(Data entries)
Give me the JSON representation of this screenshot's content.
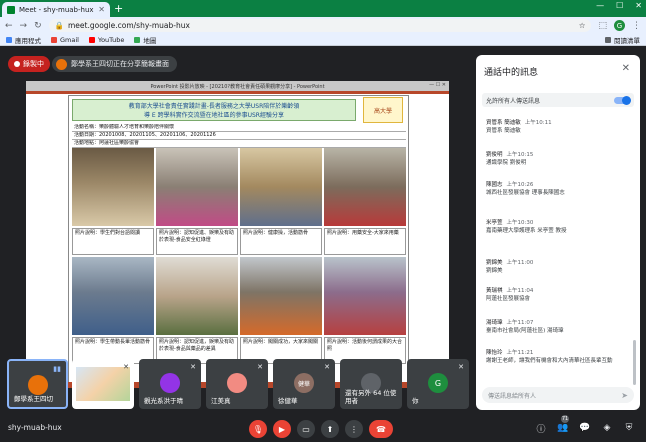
{
  "browser": {
    "tab_title": "Meet - shy-muab-hux",
    "url": "meet.google.com/shy-muab-hux",
    "profile_initial": "G",
    "bookmarks": [
      "應用程式",
      "Gmail",
      "YouTube",
      "地圖"
    ],
    "reading_list": "閱讀清單"
  },
  "slide_window_title": "PowerPoint 投影片放映 - [20210?教育社會責任碩果觀摩分享] - PowerPoint",
  "meet": {
    "recording_label": "錄製中",
    "presenting_label": "鄭學系王四切正在分享簡報畫面",
    "meeting_code": "shy-muab-hux"
  },
  "slide": {
    "header_lines": [
      "教育部大學社會責任實踐計畫-長者服務之大學USR陪伴於樂齡領",
      "導 E 跨學科實作交流暨在地社區的參事USR經驗分享"
    ],
    "logo_text": "高大學",
    "info": [
      "活動名稱：樂齡體驗人才培育和樂齡陪伴關懷",
      "活動日期：20201008、20201105、20201106、20201126",
      "活動地點：阿蓮社區樂齡協會"
    ],
    "captions": [
      "照片說明：學生們對台語閱讀",
      "照片說明：認知促進、娛樂及有助於表現-食品安全紅綠燈",
      "照片說明：健康操，活動筋骨",
      "照片說明：用藥安全-大家來用藥",
      "照片說明：學生帶動長輩活動筋骨",
      "照片說明：認知促進，娛樂及有助於表現-食品與藥品的差異",
      "照片說明：闖關成功，大家來闖關",
      "照片說明：活動後何謂成果的大合照"
    ]
  },
  "participants": [
    {
      "name": "鄭學系王四切",
      "initial": "",
      "color": "#e8710a",
      "active": true
    },
    {
      "name": "",
      "initial": "",
      "color": "#ffffff",
      "active": false
    },
    {
      "name": "觀光系洪于晴",
      "initial": "",
      "color": "#9334e6",
      "active": false
    },
    {
      "name": "江美真",
      "initial": "",
      "color": "#f28b82",
      "active": false
    },
    {
      "name": "徐健華",
      "initial": "健華",
      "color": "#8d6e63",
      "active": false
    },
    {
      "name": "還有另外 64 位使用者",
      "initial": "",
      "color": "#5f6368",
      "active": false
    },
    {
      "name": "你",
      "initial": "G",
      "color": "#1e8e3e",
      "active": false
    }
  ],
  "people_count": "71",
  "chat": {
    "title": "通話中的訊息",
    "allow_label": "允許所有人傳送訊息",
    "input_placeholder": "傳送訊息給所有人",
    "messages": [
      {
        "sender": "資管系 簡迪敏",
        "time": "上午10:11",
        "text": "資管系 簡迪敏"
      },
      {
        "sender": "劉俊明",
        "time": "上午10:15",
        "text": "通識學院 劉俊明"
      },
      {
        "sender": "陳國志",
        "time": "上午10:26",
        "text": "城西社區發展協會 理事長陳國志"
      },
      {
        "sender": "米亭萱",
        "time": "上午10:30",
        "text": "嘉南藥理大學護理系 米亭萱 教授"
      },
      {
        "sender": "劉錦美",
        "time": "上午11:00",
        "text": "劉錦美"
      },
      {
        "sender": "黃瑞祺",
        "time": "上午11:04",
        "text": "阿蓮社區發展協會"
      },
      {
        "sender": "湯琦瑋",
        "time": "上午11:07",
        "text": "臺南市社會局(阿蓮社區) 湯琦瑋"
      },
      {
        "sender": "陳怡玲",
        "time": "上午11:21",
        "text": "謝謝王老師，讓我們有機會和大內清華社區長輩互動"
      }
    ]
  }
}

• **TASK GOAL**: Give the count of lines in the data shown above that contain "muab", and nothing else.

• **RESULT OF THE EXERCISE**: 3